Ever stopped at the scene of an accident on a dark night? Treated a heart attack on a remote island? Coordinated the transfer of a critically ill baby with a heart defect?
Were you prepared? Did you have the right toolkit? You need a cool head to perform critical clinical interventions while simultaneously planning the transfer to definitive care.
Almost all patients have a transport phase: whether it’s from the scene of an accident to the hospital (pre-hospital care) or from a small health facility to a larger one (inter-hospital transfer.) It may follow a mass casualty incident (civilian or military) or a serious illness or injury overseas (international retrieval). Transport phases may arise from problems during pregnancy and the neonatal period, through childhood and risk-taking adolescence, to old age and complex multisystem disease. All these patients need skilled coordinated transport care.
While we may not all don a uniform and operate on the front line with emergency services or the military, transport care is everyone’s business. Bodies of water, desert, or mountains separate some patients from the medical facilities they require. At other times it is a stretch of road. Whether you are the isolated rural practitioner with a critically unwell child, a junior doctor phoning a trauma centre, a midwife, or nurse practitioner with an obstetric emergency, you are often unprepared and ill equipped for the transport phase.
You need to prepare the patient for transport. You need to anticipate the likely complications. You may have to accompany the patient by road, air, or sea—or wait to handover to a highly skilled transport team. You may be a member of that transport team, first day, new job. For the unaccustomed, critical care transport is scary. Whether you are just starting out in retrieval medicine or a seasoned veteran, here are ten top tips to always keep in mind.
- Look after yourself. Exercise, sleep, and keep museli/granola bars in every pocket. Shifts can be long and work is often intense. Breaks can be few and far between, so rest when you can. Stay hydrated.
- Get good with equipment. Examine everything. Push every button, twist every knob. Learn to troubleshoot alarms. You don’t want to be caught out by something while on call.
- Be obsessive about battery life, oxygen, and drugs. Take enough in case you are stranded somewhere for a few hours. Bad weather will do this.
- Be flexible. You need to be prepared to collect any patient with any disease at any time. You may be tasked to one job and diverted to another. Consider how you will manage multiple patients, and what compromises you can and cannot make.
- Use your cognitive simulator. Run through potential problems that may arise with your team while en-route. Be prepared for the worst.
- Practice your crew/crisis resource management skills. You will need them. Good communication and diplomacy are vital if you wish to succeed. Making it happen in austere environments is no walk in the park. Remember to thank the referring staff/emergency services at the scene and your team.

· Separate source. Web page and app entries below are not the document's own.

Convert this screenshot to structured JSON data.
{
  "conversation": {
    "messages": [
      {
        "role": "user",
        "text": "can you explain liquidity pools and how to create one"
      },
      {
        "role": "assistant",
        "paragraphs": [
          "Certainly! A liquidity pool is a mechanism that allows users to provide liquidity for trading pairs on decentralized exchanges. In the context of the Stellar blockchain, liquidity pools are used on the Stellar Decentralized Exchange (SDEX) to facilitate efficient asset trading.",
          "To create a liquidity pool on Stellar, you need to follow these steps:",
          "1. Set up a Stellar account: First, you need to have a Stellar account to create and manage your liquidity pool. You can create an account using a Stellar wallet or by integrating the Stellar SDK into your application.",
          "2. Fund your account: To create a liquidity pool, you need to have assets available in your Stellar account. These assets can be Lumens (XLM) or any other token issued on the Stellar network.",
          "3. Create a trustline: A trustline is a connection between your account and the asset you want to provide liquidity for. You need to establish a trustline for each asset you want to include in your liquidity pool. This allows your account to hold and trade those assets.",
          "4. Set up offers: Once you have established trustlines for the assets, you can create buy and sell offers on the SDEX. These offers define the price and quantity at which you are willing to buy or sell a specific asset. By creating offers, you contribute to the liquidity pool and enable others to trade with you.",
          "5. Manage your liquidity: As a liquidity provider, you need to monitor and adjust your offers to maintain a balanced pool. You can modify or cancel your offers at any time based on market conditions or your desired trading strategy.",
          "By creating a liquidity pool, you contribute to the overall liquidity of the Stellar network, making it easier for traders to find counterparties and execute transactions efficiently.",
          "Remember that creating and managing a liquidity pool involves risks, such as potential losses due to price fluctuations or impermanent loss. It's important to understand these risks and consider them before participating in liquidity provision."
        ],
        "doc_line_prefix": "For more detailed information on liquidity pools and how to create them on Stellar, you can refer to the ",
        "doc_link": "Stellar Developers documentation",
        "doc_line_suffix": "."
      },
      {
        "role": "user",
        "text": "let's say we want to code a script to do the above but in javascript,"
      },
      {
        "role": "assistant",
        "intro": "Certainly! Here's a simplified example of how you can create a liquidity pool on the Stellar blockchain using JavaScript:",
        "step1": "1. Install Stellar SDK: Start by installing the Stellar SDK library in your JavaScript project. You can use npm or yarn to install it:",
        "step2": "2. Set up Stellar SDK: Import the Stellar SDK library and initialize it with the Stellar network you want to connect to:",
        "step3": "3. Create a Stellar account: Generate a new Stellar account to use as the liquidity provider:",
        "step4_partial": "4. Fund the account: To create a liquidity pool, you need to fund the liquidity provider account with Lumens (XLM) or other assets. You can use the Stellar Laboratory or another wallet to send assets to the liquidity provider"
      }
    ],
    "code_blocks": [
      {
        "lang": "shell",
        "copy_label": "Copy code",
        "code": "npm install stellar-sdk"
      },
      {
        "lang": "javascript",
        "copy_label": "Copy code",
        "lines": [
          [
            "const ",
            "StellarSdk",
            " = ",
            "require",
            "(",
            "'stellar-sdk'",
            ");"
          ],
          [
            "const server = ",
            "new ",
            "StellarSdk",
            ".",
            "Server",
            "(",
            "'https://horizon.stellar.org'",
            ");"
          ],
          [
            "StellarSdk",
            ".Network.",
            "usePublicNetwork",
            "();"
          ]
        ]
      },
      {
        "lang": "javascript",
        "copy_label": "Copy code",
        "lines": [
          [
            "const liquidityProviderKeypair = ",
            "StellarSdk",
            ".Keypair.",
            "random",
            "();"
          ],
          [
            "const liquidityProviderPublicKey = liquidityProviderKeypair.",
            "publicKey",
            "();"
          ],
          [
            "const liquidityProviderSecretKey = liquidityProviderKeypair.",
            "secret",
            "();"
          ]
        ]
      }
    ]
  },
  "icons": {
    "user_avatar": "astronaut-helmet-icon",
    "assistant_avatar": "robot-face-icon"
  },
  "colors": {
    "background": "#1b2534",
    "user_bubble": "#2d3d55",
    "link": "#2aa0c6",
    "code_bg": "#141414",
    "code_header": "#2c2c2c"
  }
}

- Share the load. Discuss cases with colleagues and other professionals. Listen. Examine all solutions. Get feedback. Engage in active case review.
- Breathe. Too much adrenaline does not enhance performance. Develop strategies to calm the mind and steady the hand. Yoga and meditation help.
- Don’t become arrogant. Pride comes before a fall. Don’t wear your underpants on the outside of your flight suit.
- Smile. You have the best job in the world.
Featured Image Credit: Agusta A109K2 of Air – Transport Europe performing a medical evacuation in the western Tatra mountains in Slovakia by Tatransky. CC BY-SA 3.0 via Wikimedia Commons.